In the case of Fox Television Stations Inc. v. FCC, the U.S. Court of Appeals for the District of Columbia Circuit has remanded the rules limiting the number of television stations that broadcasters can own nationally back to the FCC for reconsideration, deciding that the current rules of a 35-percent national television ownership cap are "arbitrary."
Baltimore-based Sinclair Broadcast Group argued against the rules, stating that they were arbitrary and unconstitutional. The president of Sinclair stated after the decision that the rules were "outdated and anticompetitive in today's media market."
However, the Network Affiliated Stations Alliance and the National Association of Broadcasters immediately released a letter stating that the court did not decide the 35-percent rule was unconstitutional, nor that diversity and localism concerns could not be used to justify the ownership limit.
According to NASA and NAB, the decision was against how the FCC reviewed and justified the ownership cap, not the cap itself. The court stated that it did not invalidate the cap because "the probability that the Commission will be able to justify the [35-percent] cap is sufficiently high." The two associations issued the letter because they were concerned with interpretations of the case that said it would open "floodgates to mergers and consolidation in the media industry."
Future US's leading brands bring the most important, up-to-date information right to your inbox
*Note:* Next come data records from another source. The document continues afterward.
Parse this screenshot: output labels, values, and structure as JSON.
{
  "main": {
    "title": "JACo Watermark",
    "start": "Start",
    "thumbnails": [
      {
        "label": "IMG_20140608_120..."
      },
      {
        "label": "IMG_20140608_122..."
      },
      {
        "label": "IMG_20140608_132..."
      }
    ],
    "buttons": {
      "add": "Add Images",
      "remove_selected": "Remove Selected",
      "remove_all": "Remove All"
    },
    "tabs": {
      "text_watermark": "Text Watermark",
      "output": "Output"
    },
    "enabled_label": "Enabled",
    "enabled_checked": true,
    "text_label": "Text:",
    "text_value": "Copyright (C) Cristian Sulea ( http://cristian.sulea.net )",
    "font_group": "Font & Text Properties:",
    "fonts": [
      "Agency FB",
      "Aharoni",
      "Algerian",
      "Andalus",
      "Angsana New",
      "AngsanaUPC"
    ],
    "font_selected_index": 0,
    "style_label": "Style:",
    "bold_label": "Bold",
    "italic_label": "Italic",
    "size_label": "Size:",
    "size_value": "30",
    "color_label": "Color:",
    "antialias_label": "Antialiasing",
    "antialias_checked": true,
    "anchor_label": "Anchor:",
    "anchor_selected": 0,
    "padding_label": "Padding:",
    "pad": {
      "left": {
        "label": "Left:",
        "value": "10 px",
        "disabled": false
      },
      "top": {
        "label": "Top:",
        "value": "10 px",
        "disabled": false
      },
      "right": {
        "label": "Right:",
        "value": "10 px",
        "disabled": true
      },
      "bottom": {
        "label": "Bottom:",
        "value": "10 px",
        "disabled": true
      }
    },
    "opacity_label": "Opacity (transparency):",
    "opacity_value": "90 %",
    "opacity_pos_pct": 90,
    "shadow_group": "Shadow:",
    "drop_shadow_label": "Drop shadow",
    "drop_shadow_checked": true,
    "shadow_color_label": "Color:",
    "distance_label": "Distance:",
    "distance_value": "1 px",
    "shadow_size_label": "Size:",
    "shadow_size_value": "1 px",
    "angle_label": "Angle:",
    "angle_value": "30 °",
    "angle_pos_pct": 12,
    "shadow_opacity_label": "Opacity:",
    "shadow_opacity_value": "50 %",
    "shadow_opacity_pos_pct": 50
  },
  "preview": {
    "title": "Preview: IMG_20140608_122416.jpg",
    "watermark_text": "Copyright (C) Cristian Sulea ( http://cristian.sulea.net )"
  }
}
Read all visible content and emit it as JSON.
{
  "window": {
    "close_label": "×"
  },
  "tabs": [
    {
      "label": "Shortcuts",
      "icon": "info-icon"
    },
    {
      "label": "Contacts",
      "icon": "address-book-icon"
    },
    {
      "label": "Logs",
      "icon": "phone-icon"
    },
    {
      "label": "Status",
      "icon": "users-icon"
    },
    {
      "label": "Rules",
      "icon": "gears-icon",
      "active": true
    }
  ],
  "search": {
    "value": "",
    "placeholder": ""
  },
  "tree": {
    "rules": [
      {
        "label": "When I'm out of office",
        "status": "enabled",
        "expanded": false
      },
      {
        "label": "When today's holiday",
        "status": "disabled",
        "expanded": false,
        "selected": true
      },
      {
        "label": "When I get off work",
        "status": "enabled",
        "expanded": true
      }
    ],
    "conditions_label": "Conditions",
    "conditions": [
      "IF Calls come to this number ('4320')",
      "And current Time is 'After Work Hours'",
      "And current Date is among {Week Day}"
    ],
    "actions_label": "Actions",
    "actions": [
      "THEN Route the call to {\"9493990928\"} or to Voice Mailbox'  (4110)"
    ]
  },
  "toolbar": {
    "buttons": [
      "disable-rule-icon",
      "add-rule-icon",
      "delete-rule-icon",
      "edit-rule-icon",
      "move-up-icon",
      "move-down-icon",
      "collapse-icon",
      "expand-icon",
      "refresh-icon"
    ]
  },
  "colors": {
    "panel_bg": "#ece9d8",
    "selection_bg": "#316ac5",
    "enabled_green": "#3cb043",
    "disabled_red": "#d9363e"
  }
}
Thank you for signing up to TV Tech. You will receive a verification email shortly.
There was a problem. Please refresh the page and try again.